The Beverly Center debuts the very first Halston Heritage boutique in Los… (Halston )
Halston was America’s first celebrity designer, creator of Jackie O's famous pillbox hat and a hard-partying denizen of Studio 54. He was also one of the first fashion figures to license his name, an experiment that failed miserably at the time but paved the way for the democratization of fashion as we know it today. And now, the latest iteration of his design legacy, the contemporary brand Halston Heritage, has a new home at the Beverly Center shopping mall.
The Los Angeles-based Halston Heritage opened its West Coast flagship Friday, three weeks after opening its first-ever store on Madison Avenue in New York City. Although the brand has been selling at department stores and boutiques for several seasons, the new stores bring life and context to the vision of Halston Chairman and Chief Executive Ben Malka for the first time. The former president of BCBG Max Azria, Malka took over Halston in 2011, pumping several million dollars of his own into the brand. And he couldn’t be prouder of the store located on Level 6 of the mall. “I’ve walked it a thousand times in my head,” he said, taking me on a tour of the space.
Halston died in 1990, and numerous people have tried unsuccessfully to revive the brand, including designers Randolph Duke, Bradley Bayou and Kevan Hall. In 2007, the name was bought by filmmaker Harvey Weinstein, who tried the celebrity angle, appointing Sarah Jessica Parker as creative director — an experiment that lasted for only a few months.
Weinstein is no longer involved. And this time, Malka is going a different route, emphasizing the product over the people creating it, and that includes Halston himself.
Inside the store, you won’t find a single portrait of the designer, whose heyday was the 1960s and ’70s (“That would be cheesy,” Malka said). But you will find more subtle nods to the master of sexy minimalism, who created Ultrasuede shirtwaist dresses, six-ply cashmere turtleneck sweaters and jersey halter gowns that have influenced everyone from Michael Kors to Celine’s Phoebe Philo.
The glass facade features an “H” within an “H” graphic derived from the original Halston logo. Inside, mannequins staged on a platform are meant to evoke the theatricality for which Halston’s models were known. Other design elements of the store’s interior were inspired by Halston's New York apartment, including the architectural-looking, amber-and-gray-tone shelving displaying handbags, and the floating staircase erected to showcase the new footwear collection. (Malka’s wife, Anita Jansens-Malka, is in charge of accessory design.)
Like everyone else in the business of reviving old fashion brands, Malka is trying to simultaneously capitalize on, and move beyond, his namesake designer. For shoppers who know the name, Malka hopes they remember Halston not only as disco denizen but as Halston, creator of American sportswear. That’s the focus of the Halston Heritage collection, which is created by an L.A.-based design team. The clothes have a spare minimalism and sportiness similar to what’s being offered from brands like Theory, Vince and Helmut Lang and the same contemporary price point. (Malka also plans to launch a higher-end collection under the Halston name, though he doesn’t know when.)

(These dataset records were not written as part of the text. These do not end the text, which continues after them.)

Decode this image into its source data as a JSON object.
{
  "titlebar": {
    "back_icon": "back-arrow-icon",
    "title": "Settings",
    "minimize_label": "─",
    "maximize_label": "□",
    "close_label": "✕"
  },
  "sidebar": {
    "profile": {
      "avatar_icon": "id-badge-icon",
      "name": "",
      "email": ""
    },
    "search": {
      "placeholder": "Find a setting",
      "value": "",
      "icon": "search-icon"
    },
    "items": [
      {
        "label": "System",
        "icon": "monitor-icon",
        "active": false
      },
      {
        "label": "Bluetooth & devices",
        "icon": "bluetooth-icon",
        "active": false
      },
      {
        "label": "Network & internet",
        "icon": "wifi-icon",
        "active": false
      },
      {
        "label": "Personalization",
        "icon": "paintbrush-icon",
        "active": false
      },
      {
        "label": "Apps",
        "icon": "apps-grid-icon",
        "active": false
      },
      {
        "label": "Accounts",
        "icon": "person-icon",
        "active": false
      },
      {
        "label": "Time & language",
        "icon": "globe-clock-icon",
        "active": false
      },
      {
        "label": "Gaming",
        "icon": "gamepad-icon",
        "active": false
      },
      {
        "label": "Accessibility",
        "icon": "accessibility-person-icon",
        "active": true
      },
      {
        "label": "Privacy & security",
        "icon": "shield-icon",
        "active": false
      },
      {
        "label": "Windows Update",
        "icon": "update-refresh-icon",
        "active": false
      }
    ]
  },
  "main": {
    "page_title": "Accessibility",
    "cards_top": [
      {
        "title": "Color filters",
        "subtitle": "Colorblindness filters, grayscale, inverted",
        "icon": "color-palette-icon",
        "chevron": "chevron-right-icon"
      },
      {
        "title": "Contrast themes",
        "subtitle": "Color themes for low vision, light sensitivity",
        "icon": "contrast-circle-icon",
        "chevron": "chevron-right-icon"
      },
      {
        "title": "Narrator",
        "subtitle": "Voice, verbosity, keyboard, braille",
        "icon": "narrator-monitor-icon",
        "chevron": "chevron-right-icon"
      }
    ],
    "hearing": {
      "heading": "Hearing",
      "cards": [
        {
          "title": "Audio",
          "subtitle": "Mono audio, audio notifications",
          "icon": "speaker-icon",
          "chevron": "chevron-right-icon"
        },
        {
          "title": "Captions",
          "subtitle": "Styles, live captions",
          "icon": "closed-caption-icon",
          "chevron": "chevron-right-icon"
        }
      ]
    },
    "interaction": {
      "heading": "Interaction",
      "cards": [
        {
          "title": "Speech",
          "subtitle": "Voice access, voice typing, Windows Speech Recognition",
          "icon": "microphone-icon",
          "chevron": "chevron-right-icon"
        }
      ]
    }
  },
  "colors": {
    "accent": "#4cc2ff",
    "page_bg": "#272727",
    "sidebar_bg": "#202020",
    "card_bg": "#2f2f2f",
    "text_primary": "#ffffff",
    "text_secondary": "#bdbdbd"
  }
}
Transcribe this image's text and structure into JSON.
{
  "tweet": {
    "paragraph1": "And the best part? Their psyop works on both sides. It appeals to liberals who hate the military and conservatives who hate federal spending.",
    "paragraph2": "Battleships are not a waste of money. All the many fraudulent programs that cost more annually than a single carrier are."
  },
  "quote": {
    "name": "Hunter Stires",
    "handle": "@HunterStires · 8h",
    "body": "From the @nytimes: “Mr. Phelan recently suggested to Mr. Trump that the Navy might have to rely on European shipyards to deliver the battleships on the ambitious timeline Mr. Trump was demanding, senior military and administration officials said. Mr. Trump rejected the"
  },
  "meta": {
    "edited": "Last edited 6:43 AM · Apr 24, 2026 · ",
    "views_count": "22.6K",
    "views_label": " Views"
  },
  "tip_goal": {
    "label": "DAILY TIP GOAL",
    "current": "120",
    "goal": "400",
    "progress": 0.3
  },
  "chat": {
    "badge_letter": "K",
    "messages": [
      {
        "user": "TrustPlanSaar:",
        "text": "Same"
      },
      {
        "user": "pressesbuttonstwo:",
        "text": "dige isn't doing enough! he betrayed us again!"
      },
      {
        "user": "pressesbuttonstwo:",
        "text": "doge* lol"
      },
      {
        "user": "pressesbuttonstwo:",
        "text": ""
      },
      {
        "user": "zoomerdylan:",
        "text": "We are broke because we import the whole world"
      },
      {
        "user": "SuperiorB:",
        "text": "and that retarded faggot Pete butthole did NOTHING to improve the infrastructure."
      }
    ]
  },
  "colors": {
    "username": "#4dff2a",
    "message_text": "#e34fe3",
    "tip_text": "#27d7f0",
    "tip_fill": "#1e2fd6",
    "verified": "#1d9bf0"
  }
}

Highlights include a white leather paneled cotton canvas peplum jacket ($695); a belted, white shirtdress with box pleat details and a shirttail hem that curves into the front yoke ($575); slim cream leather and ponte knit pants ($895); a poppy-colored, elbow-sleeve, boat-neck gown with a draped back ($895); matte white crocodile pointy toe pumps ($345); and a gold linen doctor bag ($495). The hardware on soft clutch bags ($450) echoes the organic forms in Halston’s jewelry and perfume bottles, which were created by Elsa Peretti.
Unlike the previous incarnation of the brand, which emphasized slinky, sparkly evening gowns over daytime looks, Halston Heritage has both, and it’s aimed at working women ages 30 to 50 years old, he said, “because this is how [that age group] dresses today. They don’t look like Samantha Stevens in ‘Bewitched,’ who looked 50 at age 28.”
“Whether you know the brand or you don’t, we’re hoping it doesn’t matter. At the end of the day, you see a beautiful store with everyday stuff that has a certain style and is approachable and affordable,” Malka said. “And without naming names, there are 20 brands out there right now that are influenced by this, by the simplicity, the drape, the clean lines. The question isn’t, ‘Is it relevant to today?’ because it’s already out there. And this is where it came from, it started with Halston.”